It was truly glorious today, sunny and warm and definitely spring, although not *quite* so warm that setting off without my gloves on was a sensible idea (fortunately I’ve been got that way before and I had them in my pocket). I had a meeting in town and on days like today I wouldn’t have driven in for it had you paid me. I was hoping to leave in good enough time that I could pedal sedately and arrive looking sleek and cool and a true advertisement for cycle chic although in the end what happened was I was busy replying to emails until almost the last minute and then I made a last minute decision to swap my jumper for a shirt (no jumper!) and then another last minute decision to take my jacket after all, just to be safe, and then I remembered that the meeting was at the top of a biggish hill so I arrived in my usual glowing (as in ‘glowing like a horse’) condition, not aided by the fact that I only realised when I was almost there that I’d been gardening in the shirt and it showed. So that’s cycle chic as in ‘wear what you’d normally wear’ not cycle chic as in ‘actually looking chic’ – unless the gardening look is now in & the models have been stalking down the catwalk in cords with muddy knees and carefully applied dirt under their fingernails. Still, at least my jacket wasn’t on inside out, not of course that that ever happens.
But all this is by the by to what I wanted to say which was that although the swallows haven’t yet arrived (and I wish they’d hurry up because the bugs are getting out of hand already), I did at least have time to hear – and savour – the first mad twittering of a lark, invisibly high in the blue, blue sky.

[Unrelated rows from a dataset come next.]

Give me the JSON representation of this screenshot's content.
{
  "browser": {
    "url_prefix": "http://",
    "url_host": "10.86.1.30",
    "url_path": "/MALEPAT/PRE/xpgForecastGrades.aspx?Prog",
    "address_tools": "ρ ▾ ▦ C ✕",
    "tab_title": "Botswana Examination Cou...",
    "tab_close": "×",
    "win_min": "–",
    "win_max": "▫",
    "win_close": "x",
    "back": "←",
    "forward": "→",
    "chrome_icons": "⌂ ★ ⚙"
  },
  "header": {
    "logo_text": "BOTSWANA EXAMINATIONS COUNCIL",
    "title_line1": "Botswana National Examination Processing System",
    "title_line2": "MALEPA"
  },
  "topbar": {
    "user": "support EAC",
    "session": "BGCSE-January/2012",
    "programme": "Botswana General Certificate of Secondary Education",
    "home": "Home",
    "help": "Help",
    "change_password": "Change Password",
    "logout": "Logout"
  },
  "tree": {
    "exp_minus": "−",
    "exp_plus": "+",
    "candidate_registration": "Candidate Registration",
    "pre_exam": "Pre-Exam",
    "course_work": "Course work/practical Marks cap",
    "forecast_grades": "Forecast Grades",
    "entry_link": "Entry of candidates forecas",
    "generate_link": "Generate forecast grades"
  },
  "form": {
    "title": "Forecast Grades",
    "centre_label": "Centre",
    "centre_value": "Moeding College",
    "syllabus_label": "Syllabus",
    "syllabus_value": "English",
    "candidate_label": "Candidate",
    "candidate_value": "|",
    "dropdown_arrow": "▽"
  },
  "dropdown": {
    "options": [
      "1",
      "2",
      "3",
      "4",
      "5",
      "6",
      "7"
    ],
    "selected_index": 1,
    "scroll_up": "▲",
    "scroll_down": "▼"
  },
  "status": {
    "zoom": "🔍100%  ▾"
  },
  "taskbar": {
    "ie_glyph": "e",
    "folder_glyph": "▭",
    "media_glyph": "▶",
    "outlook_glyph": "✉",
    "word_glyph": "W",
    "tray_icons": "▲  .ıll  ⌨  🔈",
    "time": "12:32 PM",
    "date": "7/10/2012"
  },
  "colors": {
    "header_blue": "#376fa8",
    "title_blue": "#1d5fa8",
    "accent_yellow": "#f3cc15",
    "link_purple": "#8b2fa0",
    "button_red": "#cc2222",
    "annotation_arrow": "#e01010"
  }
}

And if that’s a sound that doesn’t make your morning, then nothing will.